Are there any disadvantages or drawbacks or frustrations you can see with it?
Amy Stretmater: One of the reasons they can keep their rates fairly low is when you first use it, you can receive $1,000. If you were to charge $2,000 worth of product on your Square reader, they would send you $1,000, and then 30 days later send you another $1,000. You can see it there in your account but it won't go to your bank account for another 30 days. You have to wait. That doesn't apply for me anymore now that I've had it for a long time and they have enough faith in my using it correctly. There's a downside if you have a really high price and you're going to put $10,000 in it for your first charge. You're going to wait for $9,000 of it. The majority of people are using Square on a smaller scale, so I think it's less of an issue. And as I said it changes as you use it more. [A rep from Square let Inc. Well know that deposits in full are made sooner, a change implemented after this interview took place. -- ed.]
The only thing that's been frustrating? You send receipts via text message or e-mail. Security-wise is I never see it, so they type in their e-mail address onto the phone or the iPad and a receipt gets sent off. When I log in and look at the recent transactions, it'll show me that this person bought $55 on this day and it'll have their e-mail address, but masked. It'll say, "firstname.lastname@example.org." So I know it did go to an e-mail address and can give them that, which is great, but if I refund the sale, it doesn't forward them another receipt, and I can't send them one because I don't have their e-mail address. But that's a little tiny thing. And you can't refund a partial amount. So if someone buys two bags and they want one, I can't refund them $50 of the $100. I have to give them all of the $100. The last time I talked to them they were considering adding some of those, but I don't know where that stands.
For people reading this who might be considering signing up, can you walk us through the process of what happens after you call them to enlist?
Amy Stretmater: You can do 100 percent of it online at their website. The only thing you can't do is use the reader. You have to wait for that to be shipped to you.
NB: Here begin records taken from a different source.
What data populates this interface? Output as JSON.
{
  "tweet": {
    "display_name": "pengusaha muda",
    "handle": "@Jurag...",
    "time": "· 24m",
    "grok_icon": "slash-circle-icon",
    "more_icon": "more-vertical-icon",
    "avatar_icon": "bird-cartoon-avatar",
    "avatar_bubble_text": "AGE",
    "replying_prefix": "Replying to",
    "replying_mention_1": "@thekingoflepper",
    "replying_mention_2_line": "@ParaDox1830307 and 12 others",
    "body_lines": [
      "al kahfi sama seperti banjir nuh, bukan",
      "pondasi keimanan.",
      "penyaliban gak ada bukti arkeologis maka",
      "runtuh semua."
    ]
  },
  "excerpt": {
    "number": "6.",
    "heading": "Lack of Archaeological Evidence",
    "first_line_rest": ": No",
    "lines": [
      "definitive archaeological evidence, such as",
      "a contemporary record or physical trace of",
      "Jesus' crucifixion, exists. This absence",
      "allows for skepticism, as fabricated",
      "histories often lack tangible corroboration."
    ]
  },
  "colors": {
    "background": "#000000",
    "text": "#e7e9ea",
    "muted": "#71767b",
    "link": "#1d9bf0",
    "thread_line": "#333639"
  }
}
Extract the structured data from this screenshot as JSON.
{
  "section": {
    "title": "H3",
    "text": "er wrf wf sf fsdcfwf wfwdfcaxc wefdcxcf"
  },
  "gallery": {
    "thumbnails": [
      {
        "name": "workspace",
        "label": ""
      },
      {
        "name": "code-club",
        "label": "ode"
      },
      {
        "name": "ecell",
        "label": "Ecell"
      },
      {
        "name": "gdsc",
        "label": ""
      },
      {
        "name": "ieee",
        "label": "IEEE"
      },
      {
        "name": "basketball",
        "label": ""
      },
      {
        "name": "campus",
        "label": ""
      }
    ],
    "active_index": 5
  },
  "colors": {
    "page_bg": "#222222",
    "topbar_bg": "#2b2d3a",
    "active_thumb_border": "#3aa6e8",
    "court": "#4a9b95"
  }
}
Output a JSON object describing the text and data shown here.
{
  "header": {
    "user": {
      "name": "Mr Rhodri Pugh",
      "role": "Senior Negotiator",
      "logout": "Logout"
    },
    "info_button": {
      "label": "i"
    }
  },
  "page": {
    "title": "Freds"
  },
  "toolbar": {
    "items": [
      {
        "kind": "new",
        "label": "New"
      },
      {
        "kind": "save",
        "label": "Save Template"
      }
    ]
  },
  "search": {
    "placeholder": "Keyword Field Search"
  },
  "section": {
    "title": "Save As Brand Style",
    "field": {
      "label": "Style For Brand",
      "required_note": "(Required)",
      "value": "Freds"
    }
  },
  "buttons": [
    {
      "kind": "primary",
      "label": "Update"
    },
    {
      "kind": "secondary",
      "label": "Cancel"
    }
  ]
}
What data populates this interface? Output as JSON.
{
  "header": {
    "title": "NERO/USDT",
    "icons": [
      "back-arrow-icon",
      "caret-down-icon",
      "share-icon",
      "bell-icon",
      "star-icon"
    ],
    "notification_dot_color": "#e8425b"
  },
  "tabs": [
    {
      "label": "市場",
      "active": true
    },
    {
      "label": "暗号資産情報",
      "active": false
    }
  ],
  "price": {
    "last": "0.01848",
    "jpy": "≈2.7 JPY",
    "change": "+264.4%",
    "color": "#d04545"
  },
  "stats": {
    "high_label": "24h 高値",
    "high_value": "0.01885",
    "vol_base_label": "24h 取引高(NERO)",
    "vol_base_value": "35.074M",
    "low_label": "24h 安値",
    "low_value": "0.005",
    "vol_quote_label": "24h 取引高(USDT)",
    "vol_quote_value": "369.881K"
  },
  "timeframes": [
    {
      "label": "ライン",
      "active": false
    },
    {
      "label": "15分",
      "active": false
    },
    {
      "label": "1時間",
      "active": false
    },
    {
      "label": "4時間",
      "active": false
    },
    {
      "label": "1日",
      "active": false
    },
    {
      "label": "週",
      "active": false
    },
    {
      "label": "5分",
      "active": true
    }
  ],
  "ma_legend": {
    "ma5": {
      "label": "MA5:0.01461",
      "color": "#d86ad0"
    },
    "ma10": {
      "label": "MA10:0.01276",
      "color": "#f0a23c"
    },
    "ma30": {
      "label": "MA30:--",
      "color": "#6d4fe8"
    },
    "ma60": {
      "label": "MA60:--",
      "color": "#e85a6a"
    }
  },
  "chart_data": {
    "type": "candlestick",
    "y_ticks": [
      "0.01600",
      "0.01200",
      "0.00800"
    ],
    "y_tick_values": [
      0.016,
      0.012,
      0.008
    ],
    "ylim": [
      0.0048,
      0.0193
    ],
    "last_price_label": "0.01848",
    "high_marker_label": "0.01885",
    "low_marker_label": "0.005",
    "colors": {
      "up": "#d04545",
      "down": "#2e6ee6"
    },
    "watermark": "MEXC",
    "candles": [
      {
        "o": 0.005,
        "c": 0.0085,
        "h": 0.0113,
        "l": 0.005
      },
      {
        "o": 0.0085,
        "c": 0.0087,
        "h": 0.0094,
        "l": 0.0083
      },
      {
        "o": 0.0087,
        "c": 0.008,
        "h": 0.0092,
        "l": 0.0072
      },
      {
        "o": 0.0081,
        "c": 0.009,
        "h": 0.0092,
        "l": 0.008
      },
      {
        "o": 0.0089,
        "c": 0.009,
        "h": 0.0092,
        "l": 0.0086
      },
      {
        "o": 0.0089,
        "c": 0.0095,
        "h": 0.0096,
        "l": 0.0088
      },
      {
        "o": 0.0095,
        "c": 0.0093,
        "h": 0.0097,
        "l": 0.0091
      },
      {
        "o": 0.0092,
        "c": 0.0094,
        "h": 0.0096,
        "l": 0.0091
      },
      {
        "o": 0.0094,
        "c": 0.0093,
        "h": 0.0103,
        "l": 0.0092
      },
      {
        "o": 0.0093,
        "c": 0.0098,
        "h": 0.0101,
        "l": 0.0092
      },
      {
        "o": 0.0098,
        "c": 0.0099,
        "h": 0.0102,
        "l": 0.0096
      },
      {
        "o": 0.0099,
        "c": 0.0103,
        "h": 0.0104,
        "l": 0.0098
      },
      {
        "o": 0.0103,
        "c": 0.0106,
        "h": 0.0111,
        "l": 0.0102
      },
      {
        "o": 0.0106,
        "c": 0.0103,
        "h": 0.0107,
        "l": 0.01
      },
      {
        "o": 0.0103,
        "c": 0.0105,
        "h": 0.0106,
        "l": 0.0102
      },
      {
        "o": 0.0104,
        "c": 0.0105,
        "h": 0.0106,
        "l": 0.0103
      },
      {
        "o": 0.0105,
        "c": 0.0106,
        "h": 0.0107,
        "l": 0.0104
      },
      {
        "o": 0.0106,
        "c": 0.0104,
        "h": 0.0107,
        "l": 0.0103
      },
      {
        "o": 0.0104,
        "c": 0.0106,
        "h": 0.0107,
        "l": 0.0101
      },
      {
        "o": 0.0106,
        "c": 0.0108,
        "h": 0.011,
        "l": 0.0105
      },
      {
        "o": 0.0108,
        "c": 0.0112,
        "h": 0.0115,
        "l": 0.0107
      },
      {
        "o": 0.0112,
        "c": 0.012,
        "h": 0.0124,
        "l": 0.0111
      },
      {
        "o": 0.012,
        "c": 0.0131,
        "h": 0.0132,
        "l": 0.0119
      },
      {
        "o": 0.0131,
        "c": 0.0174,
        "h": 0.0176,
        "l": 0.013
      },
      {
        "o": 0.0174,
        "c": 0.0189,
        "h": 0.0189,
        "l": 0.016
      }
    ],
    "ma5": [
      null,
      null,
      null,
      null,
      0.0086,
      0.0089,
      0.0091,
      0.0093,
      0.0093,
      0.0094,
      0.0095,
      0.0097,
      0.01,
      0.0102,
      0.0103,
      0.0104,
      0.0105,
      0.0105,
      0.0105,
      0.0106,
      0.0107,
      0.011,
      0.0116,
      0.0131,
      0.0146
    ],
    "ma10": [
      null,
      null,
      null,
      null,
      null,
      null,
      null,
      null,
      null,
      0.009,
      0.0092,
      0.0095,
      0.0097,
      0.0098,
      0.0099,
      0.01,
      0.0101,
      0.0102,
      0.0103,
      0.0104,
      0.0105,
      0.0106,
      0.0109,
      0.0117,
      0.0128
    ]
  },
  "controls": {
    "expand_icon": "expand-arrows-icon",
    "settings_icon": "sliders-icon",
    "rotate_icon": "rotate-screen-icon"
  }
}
On the whole, though, you sound really positive about the service -- not that I want this to sound like a commercial for Square. But there really aren't a lot of alternatives out there for small businesses.
Amy Stretmater: Yes, absolutely. I've told so many people about it. Part of the reason I have told so many people is because I do trade shows and festivals and the vendor next to me will be like, "What is that?" I've been telling all my fellow vendors about it. Now I don't do it quite so much because it's very frequent that many of them have it. Also every once in a while a customer is buying from and they themselves have a business and they ask me questions about it. I've definitely passed it on to a lot of people and I haven't found any reason to not use it at all.